ASSIGNED TASK | Would it be possible to write out each entry below exactly, without the pictures?

Data excerpts
<<<<
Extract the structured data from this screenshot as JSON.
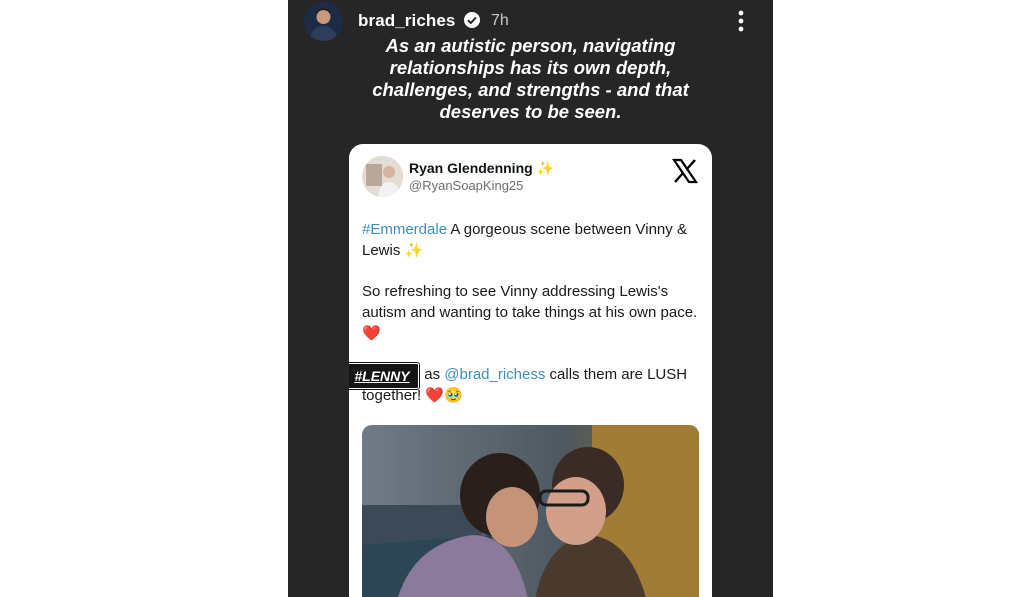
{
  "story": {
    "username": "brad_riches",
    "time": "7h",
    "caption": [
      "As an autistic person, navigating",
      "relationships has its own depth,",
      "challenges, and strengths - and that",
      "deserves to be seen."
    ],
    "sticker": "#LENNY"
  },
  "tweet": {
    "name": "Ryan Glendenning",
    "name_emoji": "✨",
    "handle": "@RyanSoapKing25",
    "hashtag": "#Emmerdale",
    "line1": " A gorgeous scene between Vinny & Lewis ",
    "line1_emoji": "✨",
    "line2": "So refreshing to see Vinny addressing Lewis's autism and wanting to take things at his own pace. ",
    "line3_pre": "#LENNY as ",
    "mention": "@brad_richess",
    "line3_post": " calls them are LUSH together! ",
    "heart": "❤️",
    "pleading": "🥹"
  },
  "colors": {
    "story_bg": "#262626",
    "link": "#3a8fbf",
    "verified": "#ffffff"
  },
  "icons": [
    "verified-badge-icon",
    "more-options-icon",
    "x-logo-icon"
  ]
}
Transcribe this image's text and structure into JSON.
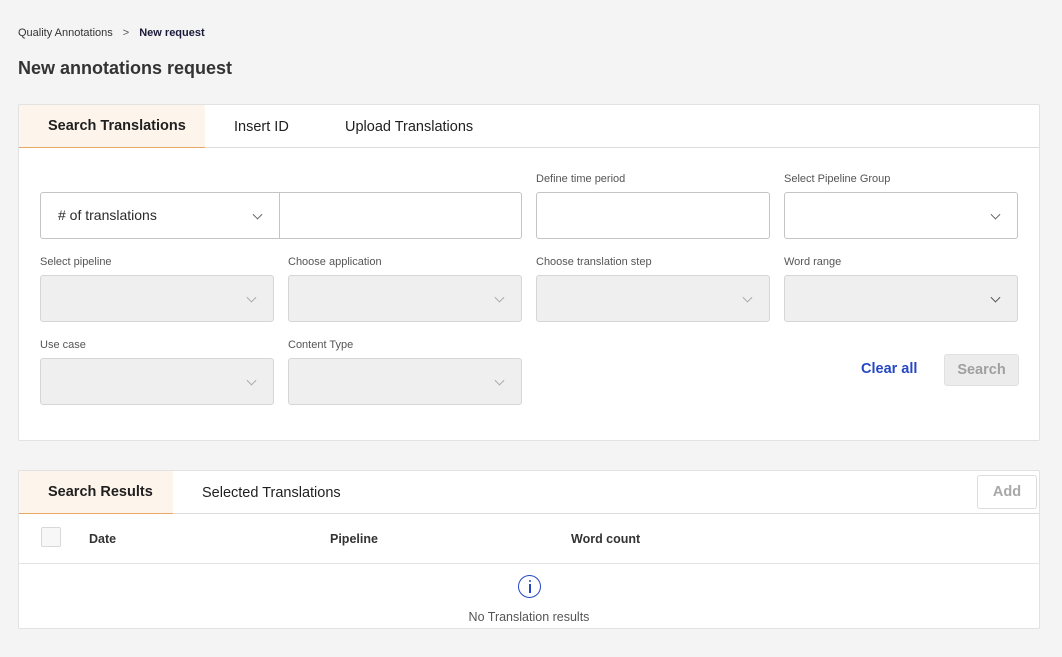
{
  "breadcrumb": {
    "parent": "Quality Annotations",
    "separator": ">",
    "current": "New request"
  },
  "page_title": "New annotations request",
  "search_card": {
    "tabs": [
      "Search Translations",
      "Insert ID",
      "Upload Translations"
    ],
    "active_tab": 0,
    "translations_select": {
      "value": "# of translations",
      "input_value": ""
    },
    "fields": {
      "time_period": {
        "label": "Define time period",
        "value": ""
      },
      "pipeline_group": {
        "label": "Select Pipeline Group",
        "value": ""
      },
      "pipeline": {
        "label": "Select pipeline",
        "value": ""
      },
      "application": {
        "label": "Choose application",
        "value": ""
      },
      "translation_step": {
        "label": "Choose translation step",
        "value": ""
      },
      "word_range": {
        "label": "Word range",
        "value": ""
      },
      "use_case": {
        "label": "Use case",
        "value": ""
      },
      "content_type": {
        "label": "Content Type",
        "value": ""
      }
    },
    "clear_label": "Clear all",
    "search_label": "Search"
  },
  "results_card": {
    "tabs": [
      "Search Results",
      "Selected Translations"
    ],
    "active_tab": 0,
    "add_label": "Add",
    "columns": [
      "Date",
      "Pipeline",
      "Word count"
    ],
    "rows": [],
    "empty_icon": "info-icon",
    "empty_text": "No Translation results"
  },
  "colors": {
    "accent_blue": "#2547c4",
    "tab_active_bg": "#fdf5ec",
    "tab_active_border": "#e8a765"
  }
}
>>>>
EXPECTED OUTPUT |
Extract the structured data from this screenshot as JSON.
{
  "story": {
    "username": "brad_riches",
    "time": "7h",
    "caption": [
      "As an autistic person, navigating",
      "relationships has its own depth,",
      "challenges, and strengths - and that",
      "deserves to be seen."
    ],
    "sticker": "#LENNY"
  },
  "tweet": {
    "name": "Ryan Glendenning",
    "name_emoji": "✨",
    "handle": "@RyanSoapKing25",
    "hashtag": "#Emmerdale",
    "line1": " A gorgeous scene between Vinny & Lewis ",
    "line1_emoji": "✨",
    "line2": "So refreshing to see Vinny addressing Lewis's autism and wanting to take things at his own pace. ",
    "line3_pre": "#LENNY as ",
    "mention": "@brad_richess",
    "line3_post": " calls them are LUSH together! ",
    "heart": "❤️",
    "pleading": "🥹"
  },
  "colors": {
    "story_bg": "#262626",
    "link": "#3a8fbf",
    "verified": "#ffffff"
  },
  "icons": [
    "verified-badge-icon",
    "more-options-icon",
    "x-logo-icon"
  ]
}
Transcribe this image's text and structure into JSON.
{
  "breadcrumb": {
    "parent": "Quality Annotations",
    "separator": ">",
    "current": "New request"
  },
  "page_title": "New annotations request",
  "search_card": {
    "tabs": [
      "Search Translations",
      "Insert ID",
      "Upload Translations"
    ],
    "active_tab": 0,
    "translations_select": {
      "value": "# of translations",
      "input_value": ""
    },
    "fields": {
      "time_period": {
        "label": "Define time period",
        "value": ""
      },
      "pipeline_group": {
        "label": "Select Pipeline Group",
        "value": ""
      },
      "pipeline": {
        "label": "Select pipeline",
        "value": ""
      },
      "application": {
        "label": "Choose application",
        "value": ""
      },
      "translation_step": {
        "label": "Choose translation step",
        "value": ""
      },
      "word_range": {
        "label": "Word range",
        "value": ""
      },
      "use_case": {
        "label": "Use case",
        "value": ""
      },
      "content_type": {
        "label": "Content Type",
        "value": ""
      }
    },
    "clear_label": "Clear all",
    "search_label": "Search"
  },
  "results_card": {
    "tabs": [
      "Search Results",
      "Selected Translations"
    ],
    "active_tab": 0,
    "add_label": "Add",
    "columns": [
      "Date",
      "Pipeline",
      "Word count"
    ],
    "rows": [],
    "empty_icon": "info-icon",
    "empty_text": "No Translation results"
  },
  "colors": {
    "accent_blue": "#2547c4",
    "tab_active_bg": "#fdf5ec",
    "tab_active_border": "#e8a765"
  }
}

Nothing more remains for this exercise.